# Task item
The answer should be a faithful retyping of the records that follow, pictures excluded.

[Page and application data records]
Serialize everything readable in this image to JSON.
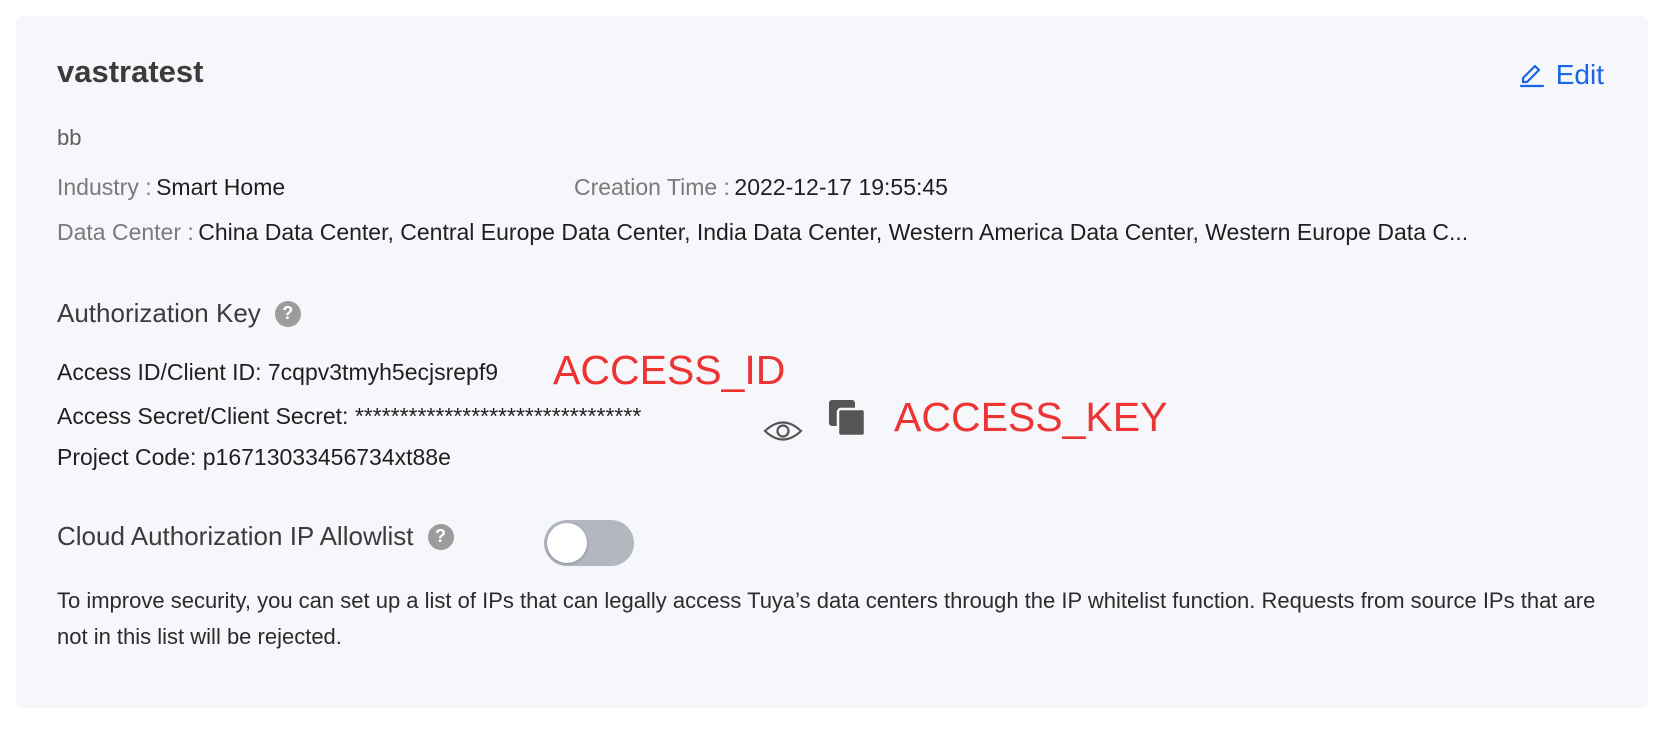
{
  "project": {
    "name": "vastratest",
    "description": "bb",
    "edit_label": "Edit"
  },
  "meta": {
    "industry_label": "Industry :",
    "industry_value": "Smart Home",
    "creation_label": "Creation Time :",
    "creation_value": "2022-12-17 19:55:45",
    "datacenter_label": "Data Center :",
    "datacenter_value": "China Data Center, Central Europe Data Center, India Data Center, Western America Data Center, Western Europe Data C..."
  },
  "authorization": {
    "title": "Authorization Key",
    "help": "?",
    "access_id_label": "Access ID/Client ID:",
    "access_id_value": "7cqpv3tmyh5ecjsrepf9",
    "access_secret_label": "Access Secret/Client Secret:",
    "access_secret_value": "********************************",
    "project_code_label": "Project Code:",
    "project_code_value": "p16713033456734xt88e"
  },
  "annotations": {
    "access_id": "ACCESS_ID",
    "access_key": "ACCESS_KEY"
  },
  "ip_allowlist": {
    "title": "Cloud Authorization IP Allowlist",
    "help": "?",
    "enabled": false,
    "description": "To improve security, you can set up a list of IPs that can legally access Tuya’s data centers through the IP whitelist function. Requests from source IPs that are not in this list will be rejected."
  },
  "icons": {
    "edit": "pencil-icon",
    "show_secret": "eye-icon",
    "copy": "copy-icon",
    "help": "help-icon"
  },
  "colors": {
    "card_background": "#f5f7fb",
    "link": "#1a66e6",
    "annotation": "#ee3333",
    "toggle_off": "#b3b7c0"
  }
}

# Answer below
Serialize everything readable in this image to JSON.
{
  "project": {
    "name": "vastratest",
    "description": "bb",
    "edit_label": "Edit"
  },
  "meta": {
    "industry_label": "Industry :",
    "industry_value": "Smart Home",
    "creation_label": "Creation Time :",
    "creation_value": "2022-12-17 19:55:45",
    "datacenter_label": "Data Center :",
    "datacenter_value": "China Data Center, Central Europe Data Center, India Data Center, Western America Data Center, Western Europe Data C..."
  },
  "authorization": {
    "title": "Authorization Key",
    "help": "?",
    "access_id_label": "Access ID/Client ID:",
    "access_id_value": "7cqpv3tmyh5ecjsrepf9",
    "access_secret_label": "Access Secret/Client Secret:",
    "access_secret_value": "********************************",
    "project_code_label": "Project Code:",
    "project_code_value": "p16713033456734xt88e"
  },
  "annotations": {
    "access_id": "ACCESS_ID",
    "access_key": "ACCESS_KEY"
  },
  "ip_allowlist": {
    "title": "Cloud Authorization IP Allowlist",
    "help": "?",
    "enabled": false,
    "description": "To improve security, you can set up a list of IPs that can legally access Tuya’s data centers through the IP whitelist function. Requests from source IPs that are not in this list will be rejected."
  },
  "icons": {
    "edit": "pencil-icon",
    "show_secret": "eye-icon",
    "copy": "copy-icon",
    "help": "help-icon"
  },
  "colors": {
    "card_background": "#f5f7fb",
    "link": "#1a66e6",
    "annotation": "#ee3333",
    "toggle_off": "#b3b7c0"
  }
}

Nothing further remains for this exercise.